[Exercise directions] Pictures in the records are to be excluded from an otherwise exact copy.

════════════════════

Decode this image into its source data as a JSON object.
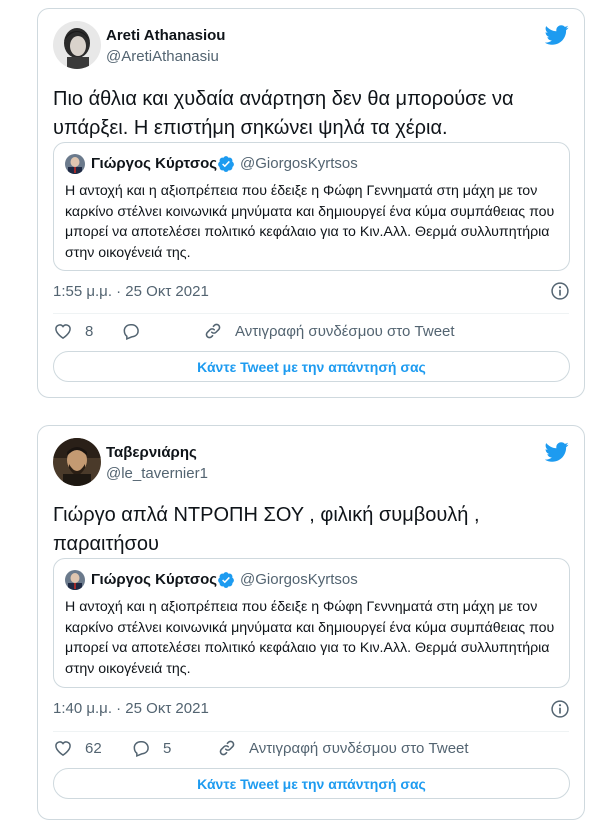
{
  "colors": {
    "accent": "#1d9bf0",
    "text": "#0f1419",
    "muted": "#536471",
    "border": "#cfd9de"
  },
  "tweets": [
    {
      "author_name": "Areti Athanasiou",
      "author_handle": "@AretiAthanasiu",
      "text": "Πιο άθλια και χυδαία ανάρτηση  δεν θα μπορούσε να υπάρξει. Η επιστήμη σηκώνει ψηλά τα χέρια.",
      "quoted": {
        "author_name": "Γιώργος Κύρτσος",
        "author_handle": "@GiorgosKyrtsos",
        "verified_icon": "verified-badge-icon",
        "text": "Η αντοχή και η αξιοπρέπεια που έδειξε η Φώφη Γεννηματά στη μάχη με τον καρκίνο στέλνει κοινωνικά μηνύματα και δημιουργεί ένα κύμα συμπάθειας που μπορεί να αποτελέσει πολιτικό κεφάλαιο για το Κιν.Αλλ. Θερμά συλλυπητήρια στην οικογένειά της."
      },
      "timestamp": "1:55 μ.μ. · 25 Οκτ 2021",
      "likes": "8",
      "replies": "",
      "copy_link_label": "Αντιγραφή συνδέσμου στο Tweet",
      "reply_button_label": "Κάντε Tweet με την απάντησή σας"
    },
    {
      "author_name": "Ταβερνιάρης",
      "author_handle": "@le_tavernier1",
      "text": "Γιώργο απλά ΝΤΡΟΠΗ ΣΟΥ , φιλική συμβουλή , παραιτήσου",
      "quoted": {
        "author_name": "Γιώργος Κύρτσος",
        "author_handle": "@GiorgosKyrtsos",
        "verified_icon": "verified-badge-icon",
        "text": "Η αντοχή και η αξιοπρέπεια που έδειξε η Φώφη Γεννηματά στη μάχη με τον καρκίνο στέλνει κοινωνικά μηνύματα και δημιουργεί ένα κύμα συμπάθειας που μπορεί να αποτελέσει πολιτικό κεφάλαιο για το Κιν.Αλλ. Θερμά συλλυπητήρια στην οικογένειά της."
      },
      "timestamp": "1:40 μ.μ. · 25 Οκτ 2021",
      "likes": "62",
      "replies": "5",
      "copy_link_label": "Αντιγραφή συνδέσμου στο Tweet",
      "reply_button_label": "Κάντε Tweet με την απάντησή σας"
    }
  ],
  "icons": {
    "logo": "twitter-bird-icon",
    "info": "info-icon",
    "like": "heart-icon",
    "reply": "reply-bubble-icon",
    "link": "link-icon"
  }
}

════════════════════

[Task response]
Decode this image into its source data as a JSON object.
{
  "colors": {
    "accent": "#1d9bf0",
    "text": "#0f1419",
    "muted": "#536471",
    "border": "#cfd9de"
  },
  "tweets": [
    {
      "author_name": "Areti Athanasiou",
      "author_handle": "@AretiAthanasiu",
      "text": "Πιο άθλια και χυδαία ανάρτηση  δεν θα μπορούσε να υπάρξει. Η επιστήμη σηκώνει ψηλά τα χέρια.",
      "quoted": {
        "author_name": "Γιώργος Κύρτσος",
        "author_handle": "@GiorgosKyrtsos",
        "verified_icon": "verified-badge-icon",
        "text": "Η αντοχή και η αξιοπρέπεια που έδειξε η Φώφη Γεννηματά στη μάχη με τον καρκίνο στέλνει κοινωνικά μηνύματα και δημιουργεί ένα κύμα συμπάθειας που μπορεί να αποτελέσει πολιτικό κεφάλαιο για το Κιν.Αλλ. Θερμά συλλυπητήρια στην οικογένειά της."
      },
      "timestamp": "1:55 μ.μ. · 25 Οκτ 2021",
      "likes": "8",
      "replies": "",
      "copy_link_label": "Αντιγραφή συνδέσμου στο Tweet",
      "reply_button_label": "Κάντε Tweet με την απάντησή σας"
    },
    {
      "author_name": "Ταβερνιάρης",
      "author_handle": "@le_tavernier1",
      "text": "Γιώργο απλά ΝΤΡΟΠΗ ΣΟΥ , φιλική συμβουλή , παραιτήσου",
      "quoted": {
        "author_name": "Γιώργος Κύρτσος",
        "author_handle": "@GiorgosKyrtsos",
        "verified_icon": "verified-badge-icon",
        "text": "Η αντοχή και η αξιοπρέπεια που έδειξε η Φώφη Γεννηματά στη μάχη με τον καρκίνο στέλνει κοινωνικά μηνύματα και δημιουργεί ένα κύμα συμπάθειας που μπορεί να αποτελέσει πολιτικό κεφάλαιο για το Κιν.Αλλ. Θερμά συλλυπητήρια στην οικογένειά της."
      },
      "timestamp": "1:40 μ.μ. · 25 Οκτ 2021",
      "likes": "62",
      "replies": "5",
      "copy_link_label": "Αντιγραφή συνδέσμου στο Tweet",
      "reply_button_label": "Κάντε Tweet με την απάντησή σας"
    }
  ],
  "icons": {
    "logo": "twitter-bird-icon",
    "info": "info-icon",
    "like": "heart-icon",
    "reply": "reply-bubble-icon",
    "link": "link-icon"
  }
}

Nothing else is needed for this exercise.